In goal Anders Lindback was at times magical, posting a 31-20-2 record in a season where he logged significant frequent flier miles travelling between Milwaukee and Nashville. The veteran, like Pettersson, competed in Utica in the 2018 AHL All-Star Classic.
“If we could have snuck into the playoffs, we would have given ourselves a chance because we have two really good goaltenders, and we played a good, sound defensive game,” Evason said. “In the playoffs you need that style of play—not necessarily a lot of offense, but grinding guys that are opportunistic, and we had a lot of those types of players.”
Lindback’s terrific start helped Milwaukee to one of the league’s best records in the league out of the gate. The Admirals were in first place, or near the top of the Central Division for much of the season’s first half, winning four in a row right from the get go, and another four games in a row from January 5 through January 12.
Unfortunately, Milwaukee’s roller coaster of a season featured a losing streak of six games during a stretch starting in late January, which forced the team to dig out a significant hole for the remainder of the campaign.

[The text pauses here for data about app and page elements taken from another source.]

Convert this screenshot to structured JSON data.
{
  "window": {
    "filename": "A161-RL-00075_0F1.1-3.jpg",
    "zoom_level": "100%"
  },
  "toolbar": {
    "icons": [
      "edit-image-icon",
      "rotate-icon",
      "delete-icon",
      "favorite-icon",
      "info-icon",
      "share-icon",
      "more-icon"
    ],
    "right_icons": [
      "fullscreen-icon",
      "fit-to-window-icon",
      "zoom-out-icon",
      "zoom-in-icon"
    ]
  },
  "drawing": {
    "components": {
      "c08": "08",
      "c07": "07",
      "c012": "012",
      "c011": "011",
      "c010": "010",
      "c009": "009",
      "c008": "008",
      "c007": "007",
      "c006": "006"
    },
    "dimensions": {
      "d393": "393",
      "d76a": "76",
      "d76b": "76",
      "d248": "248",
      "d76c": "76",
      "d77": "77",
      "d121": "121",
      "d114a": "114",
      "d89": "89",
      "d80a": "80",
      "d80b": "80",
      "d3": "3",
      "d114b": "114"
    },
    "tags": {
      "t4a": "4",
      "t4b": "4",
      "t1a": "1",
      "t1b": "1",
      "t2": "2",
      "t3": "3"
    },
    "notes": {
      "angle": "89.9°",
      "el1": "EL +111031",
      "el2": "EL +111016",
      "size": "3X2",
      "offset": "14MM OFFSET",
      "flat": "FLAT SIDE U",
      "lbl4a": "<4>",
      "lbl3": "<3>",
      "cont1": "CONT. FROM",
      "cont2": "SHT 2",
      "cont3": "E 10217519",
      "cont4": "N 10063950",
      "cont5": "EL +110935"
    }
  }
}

“What cost us the playoffs this year was probably our stretch of six-straight losses in a row,” Richard said. “That was a pretty hard two weeks for us. After that we were just looking at the standings and trying to make up ground.”

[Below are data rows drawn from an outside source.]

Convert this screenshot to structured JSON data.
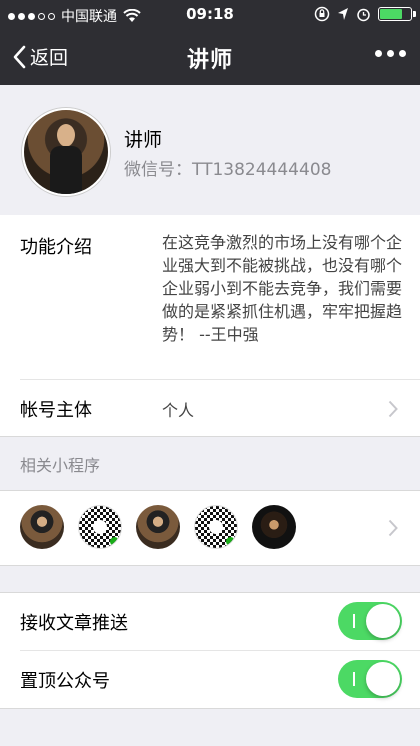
{
  "status_bar": {
    "carrier": "中国联通",
    "time": "09:18",
    "icons": [
      "signal-dots-icon",
      "wifi-icon",
      "lock-rotation-icon",
      "location-icon",
      "alarm-icon",
      "battery-icon"
    ]
  },
  "nav": {
    "back_label": "返回",
    "title": "讲师",
    "more_icon": "more-dots-icon"
  },
  "profile": {
    "name": "讲师",
    "wechat_id": "微信号：TT13824444408"
  },
  "info": {
    "intro_label": "功能介绍",
    "intro_text": "在这竞争激烈的市场上没有哪个企业强大到不能被挑战，也没有哪个企业弱小到不能去竞争，我们需要做的是紧紧抓住机遇，牢牢把握趋势！ --王中强",
    "owner_label": "帐号主体",
    "owner_value": "个人"
  },
  "mini_programs": {
    "header": "相关小程序",
    "count": 5
  },
  "toggles": [
    {
      "label": "接收文章推送",
      "on": true
    },
    {
      "label": "置顶公众号",
      "on": true
    }
  ],
  "colors": {
    "nav_bg": "#2e2e33",
    "page_bg": "#efeff4",
    "switch_on": "#4cd964",
    "secondary_text": "#8a8a8f"
  }
}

Milwaukee made up significant ground by winning six out of seven games to start March, including shootout wins over Stockton (3-2) and Rockford (2-1).
“We put ourselves in a tough spot here down the stretch as we had to win basically every game,” Evason said. “Unfortunately, we didn’t (quite) get the job done.”
The Admirals had nearly climbed back into playoff position after winning five of seven games, including a 6-3 thrashing of Cleveland at the start of April.
“We had a lot of stretches where we would we would win two games, lose one, then win three more and lose one,” Richard said. “There was a lot of ups and downs and it was a roller coaster year. The young guys on this team are going to learn from that and come back next year hungrier than ever.”
However, the wheels final came off the wagon with as Milwaukee suffered defeats in their final five games, two of which came after playoff elimination.
“We kept fighting and we fought for it all year, but in the end we put ourselves behind the ball coming down the stretch,” Admirals captain Trevor Smith said. “We weren’t ready for those key games with about a month or a month and half left in the season that we kind of just gave away.”
Still Milwaukee had an enviable stretch run. If it was not for the rival Ice Hogs, currently cruising through the Calder Cup playoffs without a postseason defeat (7-0 to date), the Admirals might still be competing this spring.
“Since the deadline, excluding our last two games, we played really well and finished the year something like 12-6-2,” Evason said.
“That was ahead of everybody except for Rockford, which went 11-1-1 down the stretch. They went on a better run than we did, and that’s why they made the postseason. We got beat by a team that got really hot, and hotter than we got. There are some positives we can take out of this season and how we played down the stretch for guys that are going to be back next year.”
Despite significant changes to its roster during the season, including the loss of players like Trevor Murphy, Vladislav Kamenev and Pontus Aberg (who were all dealt in trades made by Nashville during the season), and more changes coming this summer, Milwaukee will be expecting to compete for a playoff spot once again in 2018-19.
“The playoffs are where you want to be, and I think we had the kind of team that could have had a really nice run in the playoffs,” Freddy Gaudreau said. “(However), our goal is not just to make the playoffs, but to win the Calder Cup, so to not even have a chance to do that is disappointing. There were a lot of ups and downs, and at the end of the year more ups than down and not many losing streaks. It was season that we have to learn a lot from.”